First and foremost, the interface looks absolutely nothing like its predecessor, and entirely like its Windows counterpart, which got the 5.0 treatment in mid-October. Skype for Mac has shed the narrow-windowed “contact list” appearance—a staple of virtually every chat app on the market—in favor of an almost e-mail client approach. It’s a fairly minimal interface that feels all right (but not great) on the Mac.

A left sidebar contains contacts, groups, and a Recent list that displays the contacts you correspond with the most frequently. For the first time, Skype 5.0 for Mac lets you turn on full integration with Mac OS X’s Address Book from the preferences.
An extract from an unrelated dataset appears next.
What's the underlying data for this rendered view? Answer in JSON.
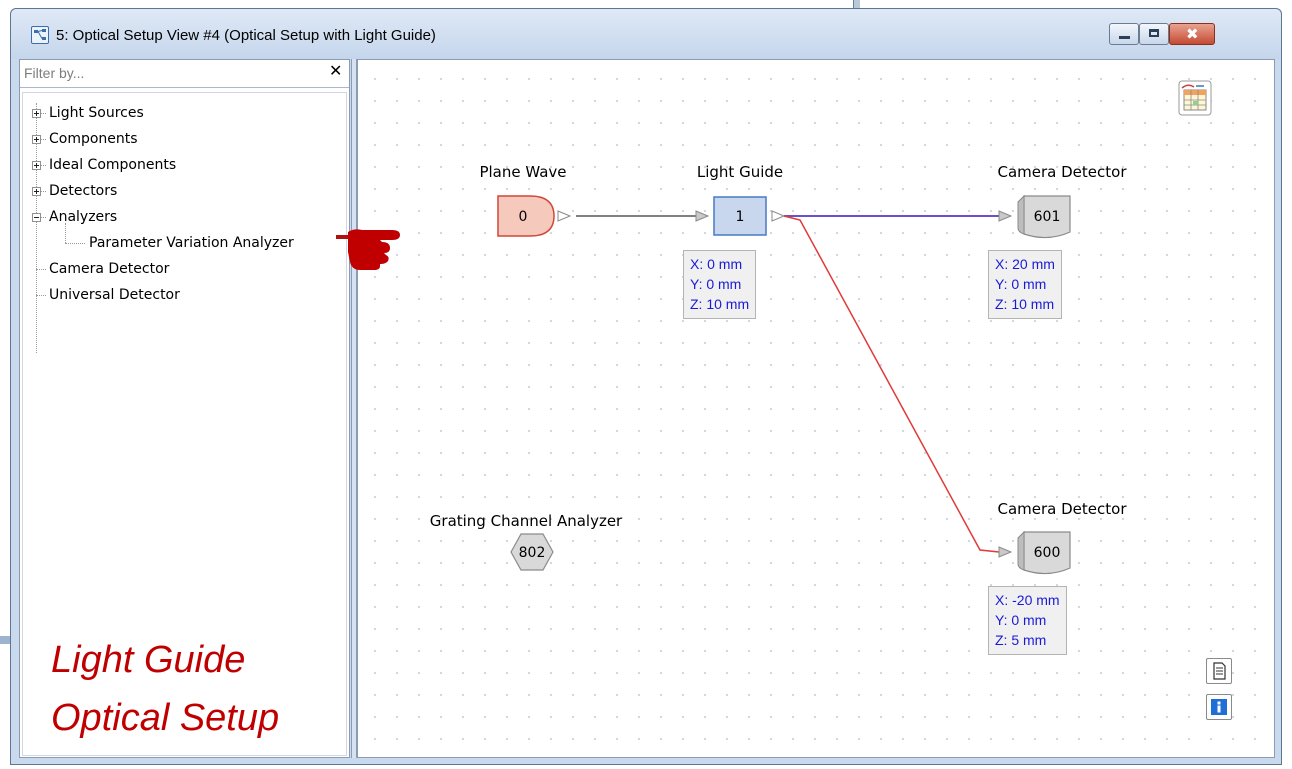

This means you can finally call, SMS, or IM contacts without first having to go through the process of adding them to your Skype contact list. Users can also open the Contact Monitor, which offers a compact window that is more akin to the style of a thin buddy list that you can keep to the side of your work.

Beyond the major interface overhaul, the most significant new feature in Skype 5.0 for Mac is easily Group Video Calling (GVC), which first arrived in the Windows client last month. Skype 5.0’s group video chat looks somewhat like iChat’s, but unlike iChat, it supports up to ten members in a single chat (which requires that all parties have a minimum broadband connection of 4 mbps down and 1 mbps up). Skype chat is free to use while Skype 5.0 is in beta, but a paid plan will be required once the feature officially ships. There is no word yet from Skype on what GVC’s pricing will be or how it will fit into Skype’s existing price plans.

Skype 5.0 for Mac contains plenty of other new features, though it is still lacking at least one feature of its Windows sibling, albeit one that not everyone will miss: integration of the Facebook News Feed.

The Skype 5.0 for Mac beta can be snagged here and requires a Mac running OS X Leopard 10.5.8 and a 1GHz CPU or faster, though video calling requires at least a an Intel Core 2 Duo 1GHz CPU.

Stay tuned for additional details and if you’ve tried the beta and have any feedback, let us know in the comments.